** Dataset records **
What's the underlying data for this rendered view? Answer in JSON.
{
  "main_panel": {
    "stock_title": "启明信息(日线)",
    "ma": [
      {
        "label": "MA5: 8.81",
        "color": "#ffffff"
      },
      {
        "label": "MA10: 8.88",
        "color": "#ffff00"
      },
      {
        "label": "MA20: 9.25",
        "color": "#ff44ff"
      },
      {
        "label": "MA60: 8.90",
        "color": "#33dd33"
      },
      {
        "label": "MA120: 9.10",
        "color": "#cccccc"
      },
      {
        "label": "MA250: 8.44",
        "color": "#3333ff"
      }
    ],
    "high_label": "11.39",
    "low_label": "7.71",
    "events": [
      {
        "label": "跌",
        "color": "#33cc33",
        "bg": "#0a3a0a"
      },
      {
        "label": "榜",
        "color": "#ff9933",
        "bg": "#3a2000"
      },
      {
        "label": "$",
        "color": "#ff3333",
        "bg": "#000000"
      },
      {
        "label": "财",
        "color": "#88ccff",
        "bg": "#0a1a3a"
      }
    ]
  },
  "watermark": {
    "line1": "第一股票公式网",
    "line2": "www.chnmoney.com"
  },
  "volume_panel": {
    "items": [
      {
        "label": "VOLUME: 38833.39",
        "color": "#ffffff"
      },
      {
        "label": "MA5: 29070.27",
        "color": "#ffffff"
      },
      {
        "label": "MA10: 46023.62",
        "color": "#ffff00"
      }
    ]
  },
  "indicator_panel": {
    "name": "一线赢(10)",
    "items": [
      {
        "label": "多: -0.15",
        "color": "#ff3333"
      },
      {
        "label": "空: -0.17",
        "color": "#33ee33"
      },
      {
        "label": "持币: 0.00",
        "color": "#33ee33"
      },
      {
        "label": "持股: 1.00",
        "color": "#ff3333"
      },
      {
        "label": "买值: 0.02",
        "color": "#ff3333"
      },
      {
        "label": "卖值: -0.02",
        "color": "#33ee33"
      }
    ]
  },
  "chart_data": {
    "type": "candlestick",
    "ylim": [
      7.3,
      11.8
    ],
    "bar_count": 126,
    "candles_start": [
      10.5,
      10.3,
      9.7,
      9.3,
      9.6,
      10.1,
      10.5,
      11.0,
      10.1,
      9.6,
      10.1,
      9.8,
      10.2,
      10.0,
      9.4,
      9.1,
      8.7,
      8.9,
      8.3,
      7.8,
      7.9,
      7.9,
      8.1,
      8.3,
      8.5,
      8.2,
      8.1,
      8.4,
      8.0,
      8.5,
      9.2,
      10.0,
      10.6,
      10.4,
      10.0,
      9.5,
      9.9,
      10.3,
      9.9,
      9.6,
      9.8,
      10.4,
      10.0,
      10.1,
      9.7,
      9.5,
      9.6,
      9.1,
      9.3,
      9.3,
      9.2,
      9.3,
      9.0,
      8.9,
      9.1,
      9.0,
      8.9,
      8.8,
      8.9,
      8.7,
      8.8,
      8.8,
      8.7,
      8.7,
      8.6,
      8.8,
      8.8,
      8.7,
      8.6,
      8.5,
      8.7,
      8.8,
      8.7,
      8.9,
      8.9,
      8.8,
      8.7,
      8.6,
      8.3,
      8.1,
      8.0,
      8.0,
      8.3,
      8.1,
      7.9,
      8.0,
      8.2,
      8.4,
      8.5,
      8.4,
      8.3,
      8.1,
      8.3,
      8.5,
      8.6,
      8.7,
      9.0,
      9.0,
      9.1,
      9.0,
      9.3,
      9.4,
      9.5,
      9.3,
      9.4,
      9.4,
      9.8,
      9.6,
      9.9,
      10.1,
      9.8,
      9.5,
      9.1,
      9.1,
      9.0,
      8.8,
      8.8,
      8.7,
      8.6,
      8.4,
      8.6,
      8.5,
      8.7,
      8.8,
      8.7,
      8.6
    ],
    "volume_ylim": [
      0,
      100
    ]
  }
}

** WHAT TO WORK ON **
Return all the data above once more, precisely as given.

** TASK RESPONSE **
What's the underlying data for this rendered view? Answer in JSON.
{
  "main_panel": {
    "stock_title": "启明信息(日线)",
    "ma": [
      {
        "label": "MA5: 8.81",
        "color": "#ffffff"
      },
      {
        "label": "MA10: 8.88",
        "color": "#ffff00"
      },
      {
        "label": "MA20: 9.25",
        "color": "#ff44ff"
      },
      {
        "label": "MA60: 8.90",
        "color": "#33dd33"
      },
      {
        "label": "MA120: 9.10",
        "color": "#cccccc"
      },
      {
        "label": "MA250: 8.44",
        "color": "#3333ff"
      }
    ],
    "high_label": "11.39",
    "low_label": "7.71",
    "events": [
      {
        "label": "跌",
        "color": "#33cc33",
        "bg": "#0a3a0a"
      },
      {
        "label": "榜",
        "color": "#ff9933",
        "bg": "#3a2000"
      },
      {
        "label": "$",
        "color": "#ff3333",
        "bg": "#000000"
      },
      {
        "label": "财",
        "color": "#88ccff",
        "bg": "#0a1a3a"
      }
    ]
  },
  "watermark": {
    "line1": "第一股票公式网",
    "line2": "www.chnmoney.com"
  },
  "volume_panel": {
    "items": [
      {
        "label": "VOLUME: 38833.39",
        "color": "#ffffff"
      },
      {
        "label": "MA5: 29070.27",
        "color": "#ffffff"
      },
      {
        "label": "MA10: 46023.62",
        "color": "#ffff00"
      }
    ]
  },
  "indicator_panel": {
    "name": "一线赢(10)",
    "items": [
      {
        "label": "多: -0.15",
        "color": "#ff3333"
      },
      {
        "label": "空: -0.17",
        "color": "#33ee33"
      },
      {
        "label": "持币: 0.00",
        "color": "#33ee33"
      },
      {
        "label": "持股: 1.00",
        "color": "#ff3333"
      },
      {
        "label": "买值: 0.02",
        "color": "#ff3333"
      },
      {
        "label": "卖值: -0.02",
        "color": "#33ee33"
      }
    ]
  },
  "chart_data": {
    "type": "candlestick",
    "ylim": [
      7.3,
      11.8
    ],
    "bar_count": 126,
    "candles_start": [
      10.5,
      10.3,
      9.7,
      9.3,
      9.6,
      10.1,
      10.5,
      11.0,
      10.1,
      9.6,
      10.1,
      9.8,
      10.2,
      10.0,
      9.4,
      9.1,
      8.7,
      8.9,
      8.3,
      7.8,
      7.9,
      7.9,
      8.1,
      8.3,
      8.5,
      8.2,
      8.1,
      8.4,
      8.0,
      8.5,
      9.2,
      10.0,
      10.6,
      10.4,
      10.0,
      9.5,
      9.9,
      10.3,
      9.9,
      9.6,
      9.8,
      10.4,
      10.0,
      10.1,
      9.7,
      9.5,
      9.6,
      9.1,
      9.3,
      9.3,
      9.2,
      9.3,
      9.0,
      8.9,
      9.1,
      9.0,
      8.9,
      8.8,
      8.9,
      8.7,
      8.8,
      8.8,
      8.7,
      8.7,
      8.6,
      8.8,
      8.8,
      8.7,
      8.6,
      8.5,
      8.7,
      8.8,
      8.7,
      8.9,
      8.9,
      8.8,
      8.7,
      8.6,
      8.3,
      8.1,
      8.0,
      8.0,
      8.3,
      8.1,
      7.9,
      8.0,
      8.2,
      8.4,
      8.5,
      8.4,
      8.3,
      8.1,
      8.3,
      8.5,
      8.6,
      8.7,
      9.0,
      9.0,
      9.1,
      9.0,
      9.3,
      9.4,
      9.5,
      9.3,
      9.4,
      9.4,
      9.8,
      9.6,
      9.9,
      10.1,
      9.8,
      9.5,
      9.1,
      9.1,
      9.0,
      8.8,
      8.8,
      8.7,
      8.6,
      8.4,
      8.6,
      8.5,
      8.7,
      8.8,
      8.7,
      8.6
    ],
    "volume_ylim": [
      0,
      100
    ]
  }
}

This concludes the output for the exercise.